## EXERCISE
Lines, not repeats, are what count: give the number of lines below that hold "JSON", and nothing more.

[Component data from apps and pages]
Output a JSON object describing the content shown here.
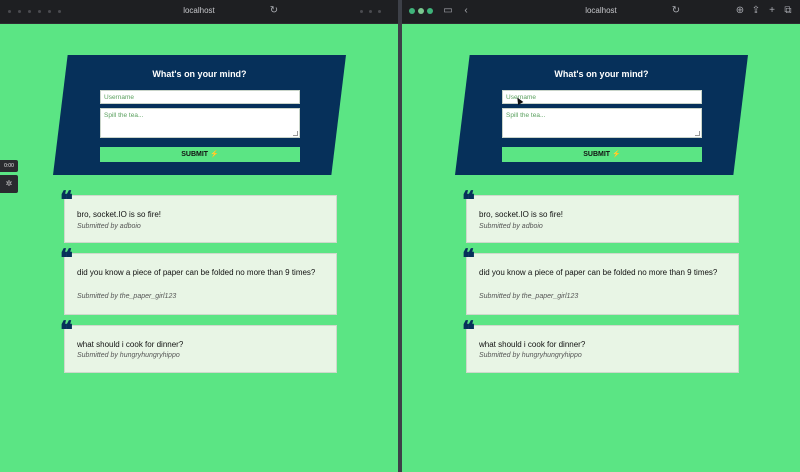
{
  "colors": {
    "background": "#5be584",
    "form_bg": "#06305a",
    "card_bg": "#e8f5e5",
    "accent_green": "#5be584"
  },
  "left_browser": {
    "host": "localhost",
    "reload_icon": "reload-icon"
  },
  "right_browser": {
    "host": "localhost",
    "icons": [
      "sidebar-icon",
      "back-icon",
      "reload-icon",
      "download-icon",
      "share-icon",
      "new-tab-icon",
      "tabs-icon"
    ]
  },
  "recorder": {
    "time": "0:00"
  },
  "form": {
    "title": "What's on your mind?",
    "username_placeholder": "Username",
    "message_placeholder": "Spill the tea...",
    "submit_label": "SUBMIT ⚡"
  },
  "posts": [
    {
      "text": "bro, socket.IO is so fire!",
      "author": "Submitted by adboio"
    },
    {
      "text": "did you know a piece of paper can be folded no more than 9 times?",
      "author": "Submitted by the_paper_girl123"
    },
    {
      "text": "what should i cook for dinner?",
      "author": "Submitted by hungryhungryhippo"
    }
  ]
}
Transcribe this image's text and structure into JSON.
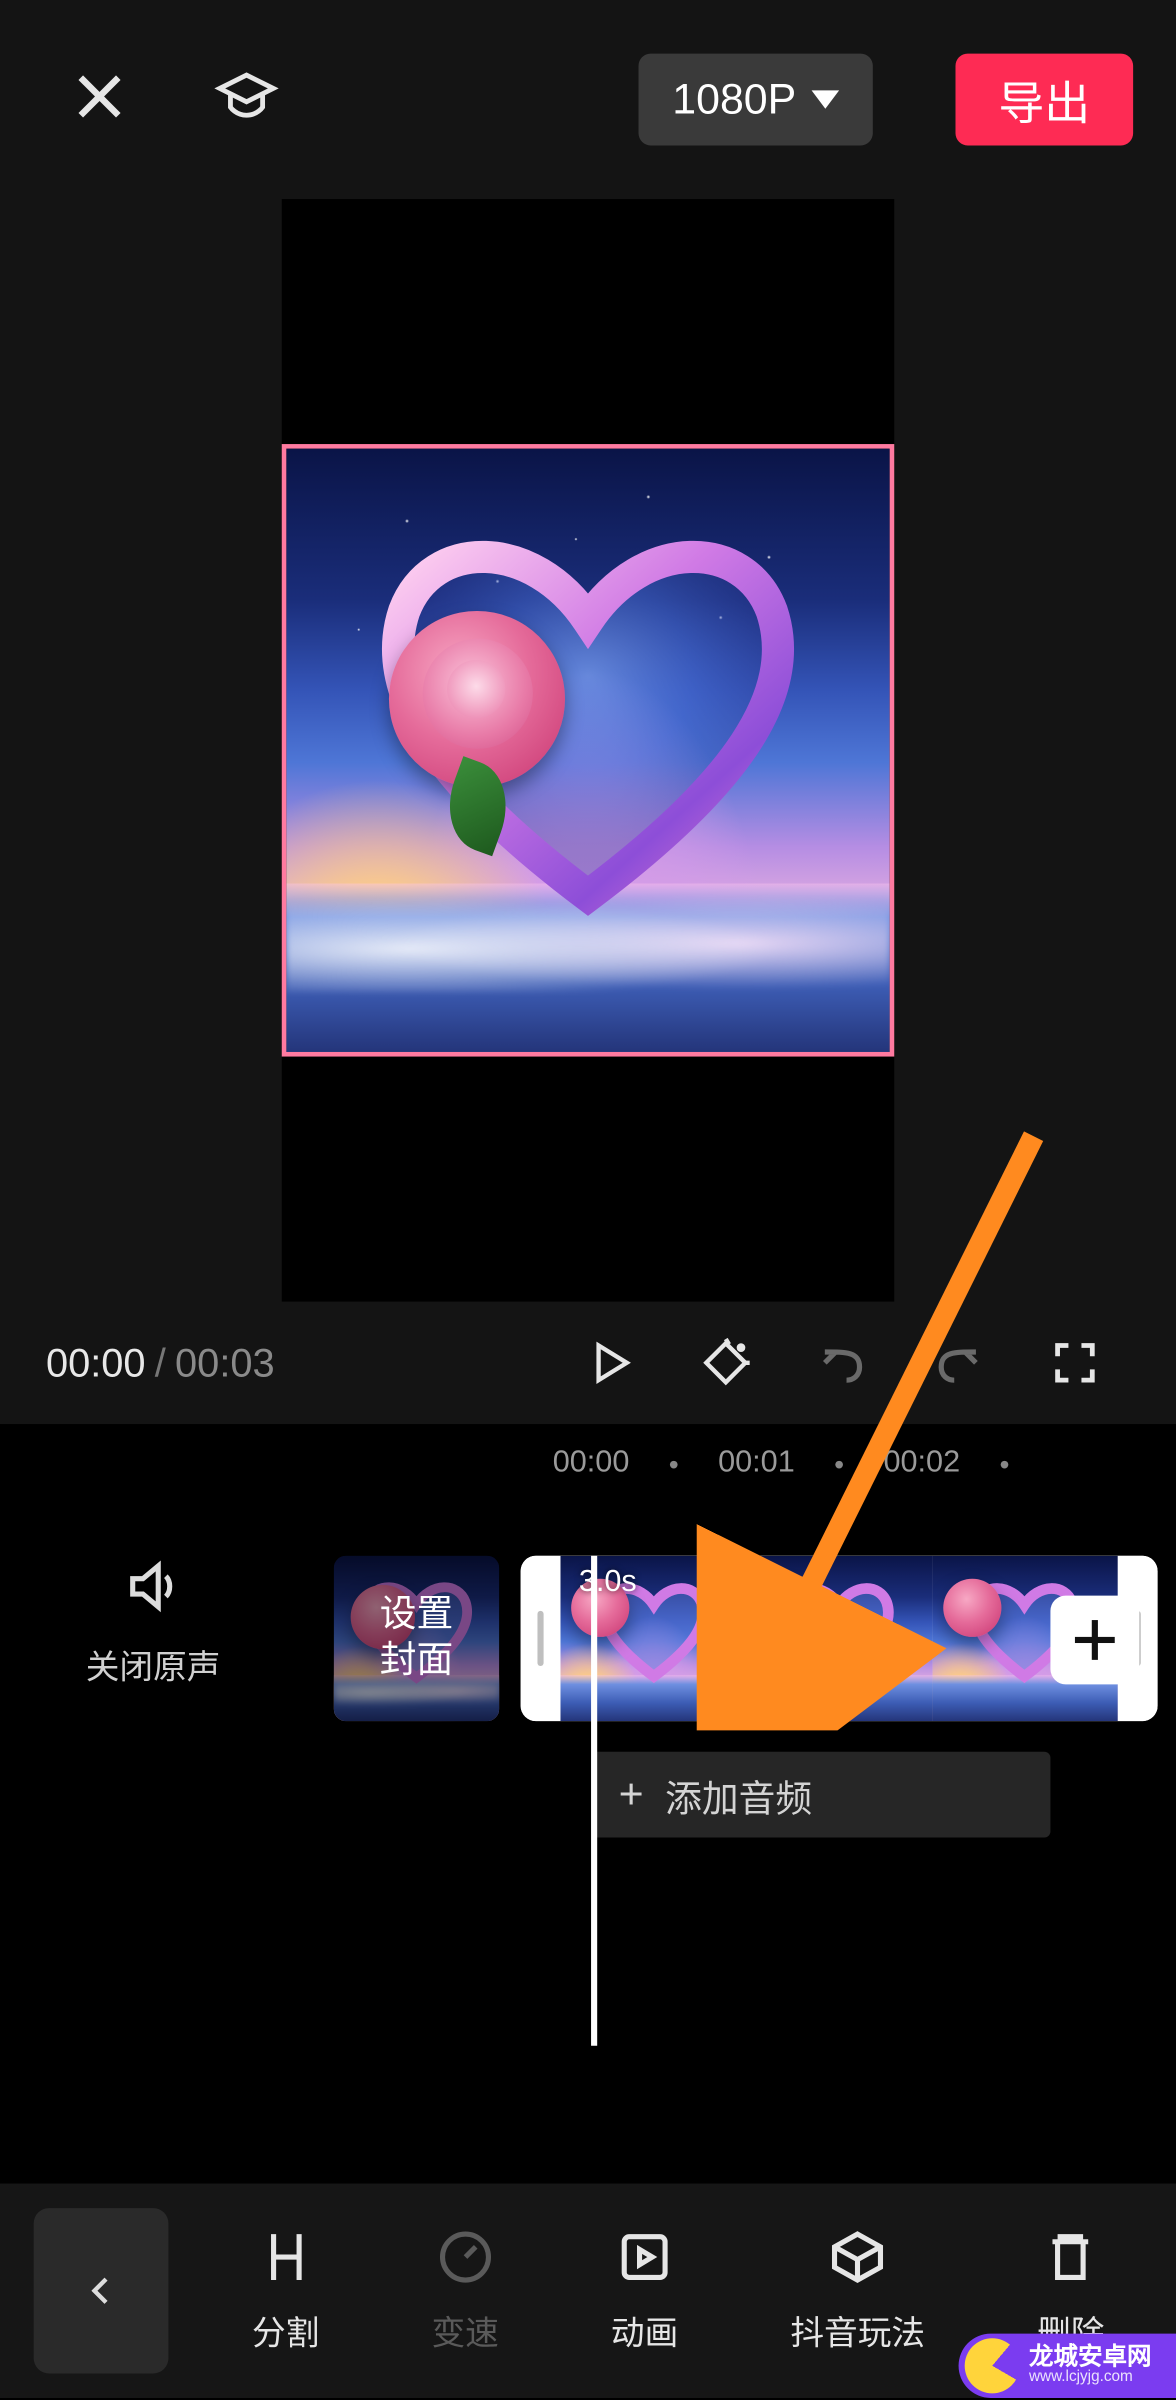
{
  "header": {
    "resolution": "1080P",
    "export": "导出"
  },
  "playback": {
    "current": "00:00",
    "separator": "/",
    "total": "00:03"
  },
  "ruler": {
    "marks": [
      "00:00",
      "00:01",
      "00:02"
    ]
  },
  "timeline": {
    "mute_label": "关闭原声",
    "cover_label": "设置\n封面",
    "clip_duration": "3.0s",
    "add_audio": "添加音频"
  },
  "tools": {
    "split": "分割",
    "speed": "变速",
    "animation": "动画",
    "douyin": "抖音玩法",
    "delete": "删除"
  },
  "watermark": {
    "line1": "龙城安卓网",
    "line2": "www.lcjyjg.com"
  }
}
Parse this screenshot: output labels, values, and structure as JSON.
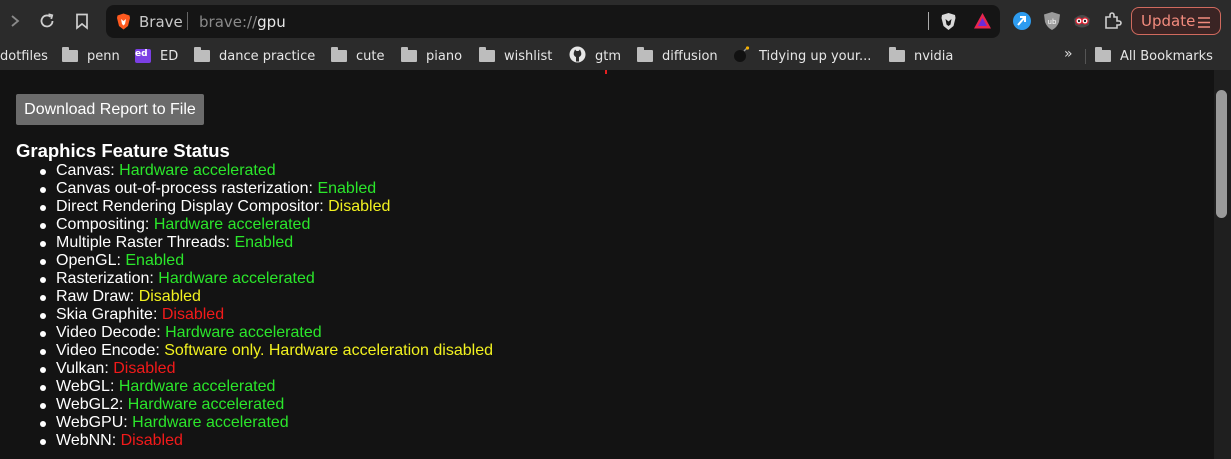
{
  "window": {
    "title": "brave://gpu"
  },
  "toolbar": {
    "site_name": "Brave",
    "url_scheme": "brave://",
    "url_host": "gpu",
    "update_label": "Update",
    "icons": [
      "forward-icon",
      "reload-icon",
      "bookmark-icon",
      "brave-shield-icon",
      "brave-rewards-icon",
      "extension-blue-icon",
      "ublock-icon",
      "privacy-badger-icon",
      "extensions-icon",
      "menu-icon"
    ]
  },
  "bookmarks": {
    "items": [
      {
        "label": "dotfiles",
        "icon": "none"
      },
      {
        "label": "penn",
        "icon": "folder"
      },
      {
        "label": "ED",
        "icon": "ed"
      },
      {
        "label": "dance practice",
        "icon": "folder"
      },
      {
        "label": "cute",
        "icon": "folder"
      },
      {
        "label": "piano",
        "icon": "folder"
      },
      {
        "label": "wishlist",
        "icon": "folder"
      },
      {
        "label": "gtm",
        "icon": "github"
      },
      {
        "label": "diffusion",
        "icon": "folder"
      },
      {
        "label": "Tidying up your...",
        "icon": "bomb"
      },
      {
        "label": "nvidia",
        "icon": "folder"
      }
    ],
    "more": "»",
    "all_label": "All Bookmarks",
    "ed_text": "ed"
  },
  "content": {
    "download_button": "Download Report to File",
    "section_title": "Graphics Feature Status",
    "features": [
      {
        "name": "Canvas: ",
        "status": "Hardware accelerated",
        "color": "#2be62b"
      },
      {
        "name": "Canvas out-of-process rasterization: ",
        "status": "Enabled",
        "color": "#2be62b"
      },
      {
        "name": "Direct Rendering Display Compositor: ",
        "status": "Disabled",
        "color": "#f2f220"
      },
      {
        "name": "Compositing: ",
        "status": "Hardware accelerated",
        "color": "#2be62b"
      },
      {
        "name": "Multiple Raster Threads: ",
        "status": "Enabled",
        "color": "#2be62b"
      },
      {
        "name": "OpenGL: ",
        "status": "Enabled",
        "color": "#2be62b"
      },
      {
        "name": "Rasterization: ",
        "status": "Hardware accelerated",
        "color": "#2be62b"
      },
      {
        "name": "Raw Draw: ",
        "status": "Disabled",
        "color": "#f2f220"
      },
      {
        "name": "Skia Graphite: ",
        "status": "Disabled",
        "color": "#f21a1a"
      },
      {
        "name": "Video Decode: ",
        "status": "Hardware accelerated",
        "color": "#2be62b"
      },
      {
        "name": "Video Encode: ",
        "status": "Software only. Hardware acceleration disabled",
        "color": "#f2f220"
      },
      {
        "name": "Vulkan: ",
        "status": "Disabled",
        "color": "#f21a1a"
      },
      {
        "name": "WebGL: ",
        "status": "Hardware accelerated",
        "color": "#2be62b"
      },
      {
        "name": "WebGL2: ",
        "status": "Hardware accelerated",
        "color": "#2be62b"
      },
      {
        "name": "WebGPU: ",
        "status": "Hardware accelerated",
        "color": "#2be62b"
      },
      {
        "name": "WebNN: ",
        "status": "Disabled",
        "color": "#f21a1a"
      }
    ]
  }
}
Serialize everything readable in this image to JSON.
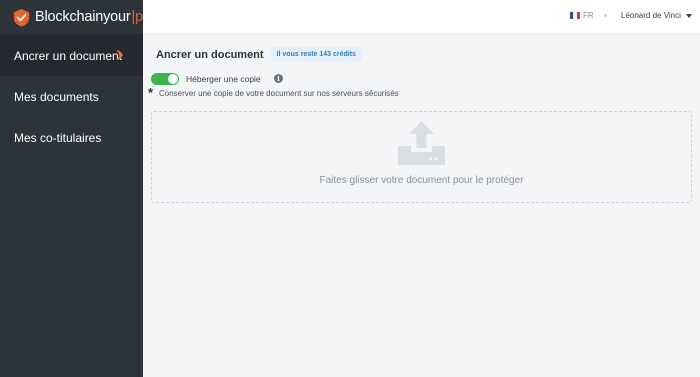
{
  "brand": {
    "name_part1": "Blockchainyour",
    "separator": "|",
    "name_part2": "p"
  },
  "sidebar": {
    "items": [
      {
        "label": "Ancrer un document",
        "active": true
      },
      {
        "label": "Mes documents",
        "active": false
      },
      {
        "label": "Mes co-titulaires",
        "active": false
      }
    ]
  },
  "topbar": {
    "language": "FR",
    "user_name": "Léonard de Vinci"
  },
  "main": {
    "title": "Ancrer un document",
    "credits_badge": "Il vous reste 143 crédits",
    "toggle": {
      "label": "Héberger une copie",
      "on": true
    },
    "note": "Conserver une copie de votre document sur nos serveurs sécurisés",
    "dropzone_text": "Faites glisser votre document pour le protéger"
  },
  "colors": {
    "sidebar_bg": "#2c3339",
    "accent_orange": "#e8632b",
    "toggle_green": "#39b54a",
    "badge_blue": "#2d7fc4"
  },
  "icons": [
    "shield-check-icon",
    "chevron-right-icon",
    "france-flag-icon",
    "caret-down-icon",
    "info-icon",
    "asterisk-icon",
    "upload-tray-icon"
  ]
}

## EXPECTED ANSWER
4